Many have asked if lidar (especially FM lidar) will one day replace radar. Indeed, the velocity measurement of FM lidar is much lower latency than radar. Furthermore, the angular accuracy of FM lidar makes it an ideal reference sensor for the verification and testing of automotive radar detection and tracking algorithms (Figure 5). However, radar retains performance advantages in bad weather and sensor blockage. For personal vehicle safety, we don’t have to choose between an airbag and a seatbelt. For autonomous driving perception, FM lidar and radar provide the same complementary benefits; why would you choose just one?

About Blackmore
Blackmore Sensors and Analytics was founded in 2016 with the mission of commercializing FMCW lidar technology and associated data products. The founding team has worked together on coherent lidar, primarily for U.S. DoD applications, for over 10 years and has contributed several academic papers in the field of coherent imaging. Today, the Blackmore team consists of over 75 multidisciplinary engineers and scientists to cover the broad needs of well-developed lidar products (Figure 6). Blackmore is based in Bozeman, Montana.

About the Author

Stephen Crouch

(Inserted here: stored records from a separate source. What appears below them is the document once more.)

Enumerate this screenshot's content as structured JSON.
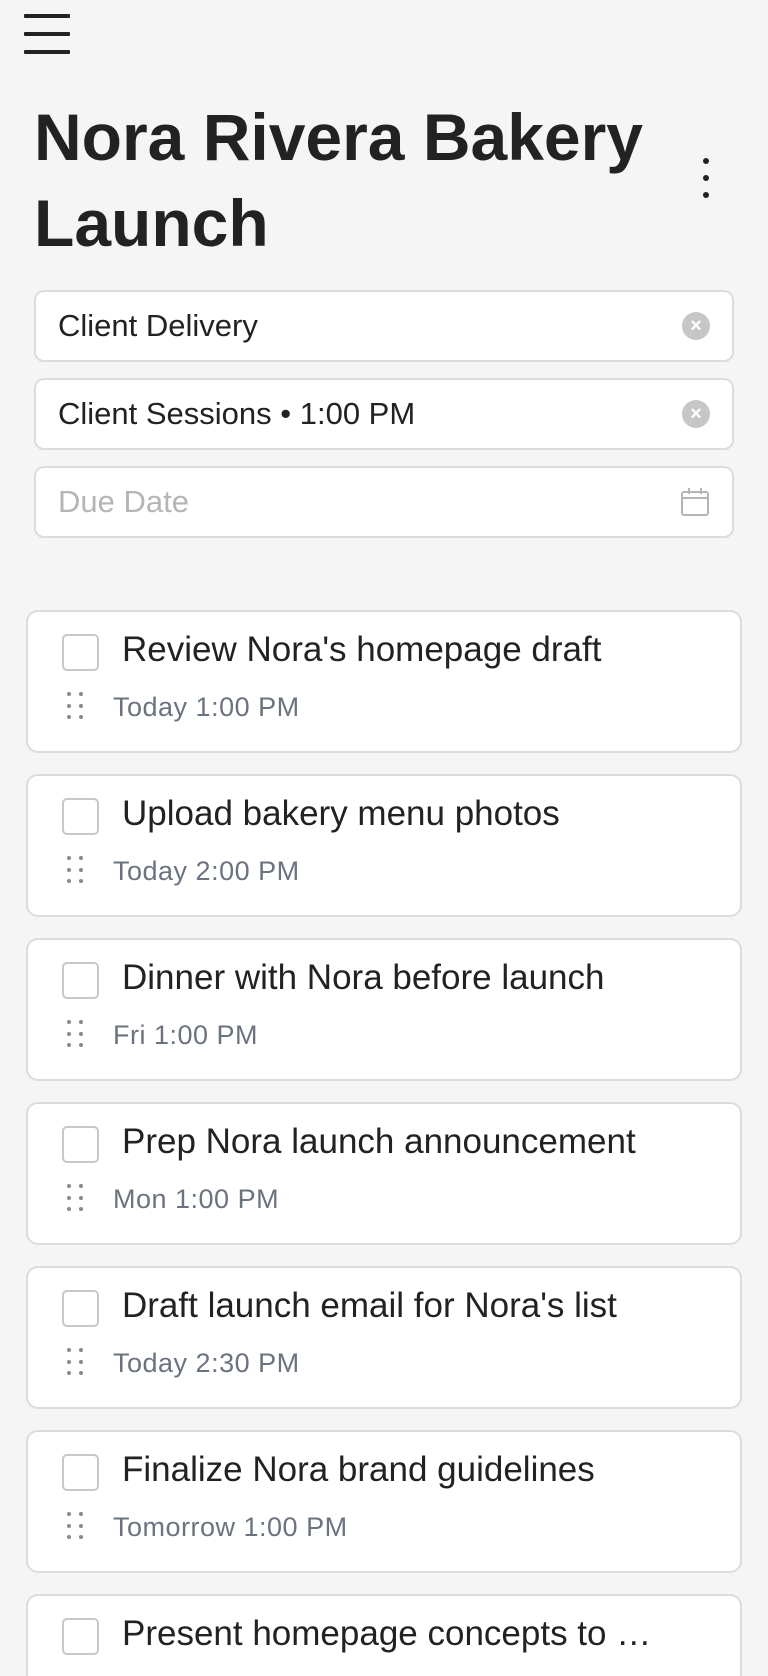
{
  "header": {
    "menu_icon": "hamburger-menu-icon",
    "title": "Nora Rivera Bakery Launch",
    "more_icon": "vertical-dots-icon"
  },
  "fields": {
    "list": {
      "value": "Client Delivery",
      "icon": "clear-icon"
    },
    "reminder": {
      "value": "Client Sessions • 1:00 PM",
      "icon": "clear-icon"
    },
    "due_date": {
      "placeholder": "Due Date",
      "icon": "calendar-icon"
    }
  },
  "colors": {
    "background": "#f5f5f5",
    "card": "#ffffff",
    "border": "#dcdcdc",
    "text": "#222222",
    "meta": "#6b7280",
    "clear_icon": "#c6c6c6"
  },
  "tasks": [
    {
      "title": "Review Nora's homepage draft",
      "due": "Today 1:00 PM"
    },
    {
      "title": "Upload bakery menu photos",
      "due": "Today 2:00 PM"
    },
    {
      "title": "Dinner with Nora before launch",
      "due": "Fri 1:00 PM"
    },
    {
      "title": "Prep Nora launch announcement",
      "due": "Mon 1:00 PM"
    },
    {
      "title": "Draft launch email for Nora's list",
      "due": "Today 2:30 PM"
    },
    {
      "title": "Finalize Nora brand guidelines",
      "due": "Tomorrow 1:00 PM"
    },
    {
      "title": "Present homepage concepts to …",
      "due": ""
    }
  ]
}
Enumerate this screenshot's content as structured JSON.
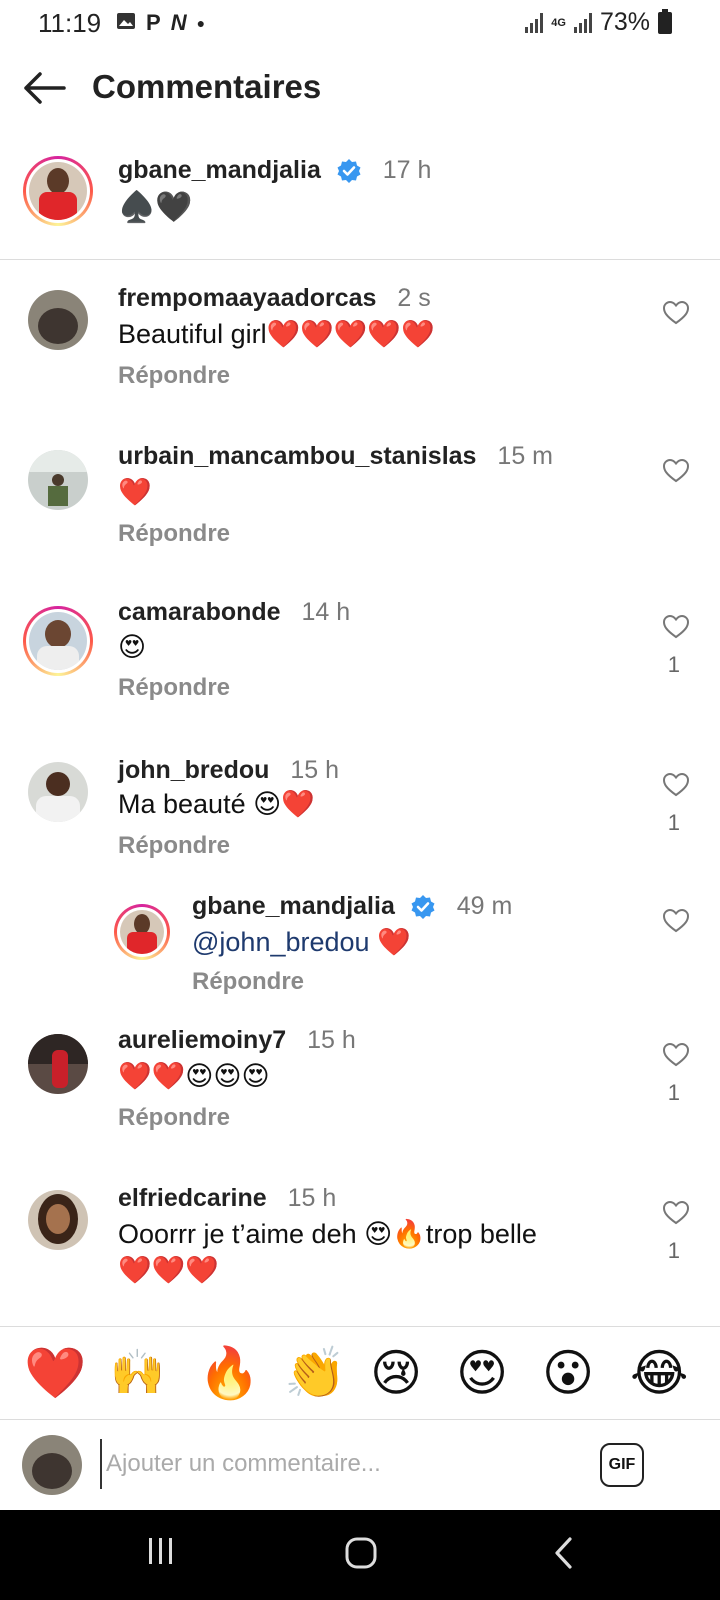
{
  "status_bar": {
    "time": "11:19",
    "left_icons": [
      "gallery-icon",
      "p-icon",
      "n-icon",
      "dot"
    ],
    "network": "4G",
    "battery": "73%"
  },
  "header": {
    "title": "Commentaires"
  },
  "caption": {
    "username": "gbane_mandjalia",
    "time": "17 h",
    "text": "♠️🖤"
  },
  "comments": [
    {
      "username": "frempomaayaadorcas",
      "time": "2 s",
      "text": "Beautiful girl❤️❤️❤️❤️❤️",
      "reply": "Répondre",
      "likes": ""
    },
    {
      "username": "urbain_mancambou_stanislas",
      "time": "15 m",
      "text": "❤️",
      "reply": "Répondre",
      "likes": ""
    },
    {
      "username": "camarabonde",
      "time": "14 h",
      "text": "😍",
      "reply": "Répondre",
      "likes": "1"
    },
    {
      "username": "john_bredou",
      "time": "15 h",
      "text": "Ma beauté 😍❤️",
      "reply": "Répondre",
      "likes": "1"
    },
    {
      "username": "aureliemoiny7",
      "time": "15 h",
      "text": "❤️❤️😍😍😍",
      "reply": "Répondre",
      "likes": "1"
    },
    {
      "username": "elfriedcarine",
      "time": "15 h",
      "text": "Ooorrr je t’aime deh 😍🔥trop belle",
      "text2": "❤️❤️❤️",
      "reply": "Répondre",
      "likes": "1"
    }
  ],
  "reply_thread": {
    "username": "gbane_mandjalia",
    "time": "49 m",
    "mention": "@john_bredou",
    "text": " ❤️",
    "reply": "Répondre"
  },
  "reactions": [
    "❤️",
    "🙌",
    "🔥",
    "👏",
    "😢",
    "😍",
    "😮",
    "😂"
  ],
  "input": {
    "placeholder": "Ajouter un commentaire...",
    "gif_label": "GIF"
  },
  "colors": {
    "verified": "#3897f0",
    "muted_text": "#777777",
    "reply_text": "#8a8a8a",
    "mention": "#1e3a6e"
  }
}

Stephen Crouch, co-founder and CTO for Blackmore Sensors and Analytics, Inc., has a decade of experience in coherent lidar and radar. Stephen completed his thesis, “Synthetic aperture LADAR techniques,” at Montana State University; he also has a bachelor’s in physics and a master’s in microelectronics and photonics from Stevens Institute of Technology. He began his career as a radar systems engineer at Delphi Automotive.